After working for Behrens for two years, Gropius established his own practice for architecture and industrial design in 1910. His output in this period included wallpapers, mass-produced interior furnishings, car bodies and even a diesel locomotive.
The Fagus Factory in Alfeld an der Leine, which he designed together with Adolf Meyer, would be his first major architectural work. With its transparent façade of steel and glass, this factory building is widely held to be a pioneering work of what later became known as »Modern Architecture« evolving eventually in the 1920s into the »Neues Bauen« or »New Objectivity« movement. The Fagus Factory was awarded UNESCO World Heritage status in June 2011.

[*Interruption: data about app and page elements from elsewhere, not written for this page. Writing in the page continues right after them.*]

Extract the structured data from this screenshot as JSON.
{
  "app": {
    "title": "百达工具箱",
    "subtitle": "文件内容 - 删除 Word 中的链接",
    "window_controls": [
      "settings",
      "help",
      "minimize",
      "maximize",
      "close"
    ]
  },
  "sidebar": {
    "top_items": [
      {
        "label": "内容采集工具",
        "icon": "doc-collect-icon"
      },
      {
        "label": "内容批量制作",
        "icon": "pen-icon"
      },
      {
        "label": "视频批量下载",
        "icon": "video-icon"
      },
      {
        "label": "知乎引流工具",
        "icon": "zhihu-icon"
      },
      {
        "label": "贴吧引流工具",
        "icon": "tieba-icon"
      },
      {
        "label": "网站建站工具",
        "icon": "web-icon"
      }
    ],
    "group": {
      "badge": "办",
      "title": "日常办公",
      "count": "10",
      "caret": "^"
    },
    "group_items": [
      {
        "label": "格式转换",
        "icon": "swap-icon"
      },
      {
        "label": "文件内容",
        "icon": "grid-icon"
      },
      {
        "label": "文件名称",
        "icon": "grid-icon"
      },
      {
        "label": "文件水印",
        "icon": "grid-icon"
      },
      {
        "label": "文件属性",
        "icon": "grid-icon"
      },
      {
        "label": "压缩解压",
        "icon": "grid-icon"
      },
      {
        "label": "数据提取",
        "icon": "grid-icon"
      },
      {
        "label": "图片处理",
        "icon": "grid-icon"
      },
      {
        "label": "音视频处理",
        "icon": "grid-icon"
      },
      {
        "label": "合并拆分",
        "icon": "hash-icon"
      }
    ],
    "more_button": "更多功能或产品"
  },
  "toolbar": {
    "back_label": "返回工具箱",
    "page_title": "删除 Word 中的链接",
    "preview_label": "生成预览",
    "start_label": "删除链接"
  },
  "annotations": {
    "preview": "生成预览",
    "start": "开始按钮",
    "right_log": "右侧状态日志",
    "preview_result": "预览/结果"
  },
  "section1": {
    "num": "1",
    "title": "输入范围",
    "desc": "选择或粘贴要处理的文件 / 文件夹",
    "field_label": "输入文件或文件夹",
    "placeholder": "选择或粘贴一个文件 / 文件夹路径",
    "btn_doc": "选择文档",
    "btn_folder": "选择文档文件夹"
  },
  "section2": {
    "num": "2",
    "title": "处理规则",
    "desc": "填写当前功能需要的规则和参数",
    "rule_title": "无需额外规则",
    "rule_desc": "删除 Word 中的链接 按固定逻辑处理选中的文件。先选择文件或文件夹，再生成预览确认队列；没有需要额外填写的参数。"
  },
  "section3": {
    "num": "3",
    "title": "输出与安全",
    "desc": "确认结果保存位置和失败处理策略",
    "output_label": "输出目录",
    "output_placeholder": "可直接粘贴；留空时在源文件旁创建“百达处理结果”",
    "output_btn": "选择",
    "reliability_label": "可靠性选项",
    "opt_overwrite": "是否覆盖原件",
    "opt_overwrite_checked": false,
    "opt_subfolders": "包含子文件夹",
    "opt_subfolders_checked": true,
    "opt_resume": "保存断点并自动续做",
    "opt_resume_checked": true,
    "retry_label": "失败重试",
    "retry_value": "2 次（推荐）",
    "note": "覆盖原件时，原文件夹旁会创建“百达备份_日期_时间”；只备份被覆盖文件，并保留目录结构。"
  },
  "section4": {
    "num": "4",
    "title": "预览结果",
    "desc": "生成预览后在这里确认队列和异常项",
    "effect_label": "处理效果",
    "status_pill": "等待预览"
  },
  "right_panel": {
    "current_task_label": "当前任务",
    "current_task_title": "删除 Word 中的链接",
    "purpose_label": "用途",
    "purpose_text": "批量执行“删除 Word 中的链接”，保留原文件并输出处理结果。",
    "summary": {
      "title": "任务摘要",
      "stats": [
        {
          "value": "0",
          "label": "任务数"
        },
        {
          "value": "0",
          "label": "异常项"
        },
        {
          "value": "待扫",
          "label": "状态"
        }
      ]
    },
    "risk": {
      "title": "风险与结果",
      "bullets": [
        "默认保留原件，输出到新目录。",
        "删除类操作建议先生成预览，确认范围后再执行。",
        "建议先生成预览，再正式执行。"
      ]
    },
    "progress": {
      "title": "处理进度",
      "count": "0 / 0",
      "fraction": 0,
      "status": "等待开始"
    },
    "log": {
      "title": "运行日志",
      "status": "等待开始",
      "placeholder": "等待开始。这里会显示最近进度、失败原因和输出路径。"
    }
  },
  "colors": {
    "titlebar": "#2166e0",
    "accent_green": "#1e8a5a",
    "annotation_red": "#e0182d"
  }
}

After the First World War Gropius became a founding member of the Bauhaus: in 1919 he succeeded Henry van de Veldes as the Director of the Großherzoglich-Sächsischen Hochschule für Bildende Kunst in Weimar (Thuringia) and renamed the institute »Staatliches Bauhaus in Weimar«. Gropius held the office of Director in Weimar until 1926 and subsequently in Dessau. He was succeeded by Ludwig Mies van der Rohe, who directed the Bauhaus until its closure in 1933. Gropius immigrated to England in 1934, following a smear campaign by the Nazis, who branded the Bauhaus a »Church of Marxism«. In 1937 he relocated to Cambridge, USA, where he served as a professor of architecture at Harvard University’s Graduate School of Design.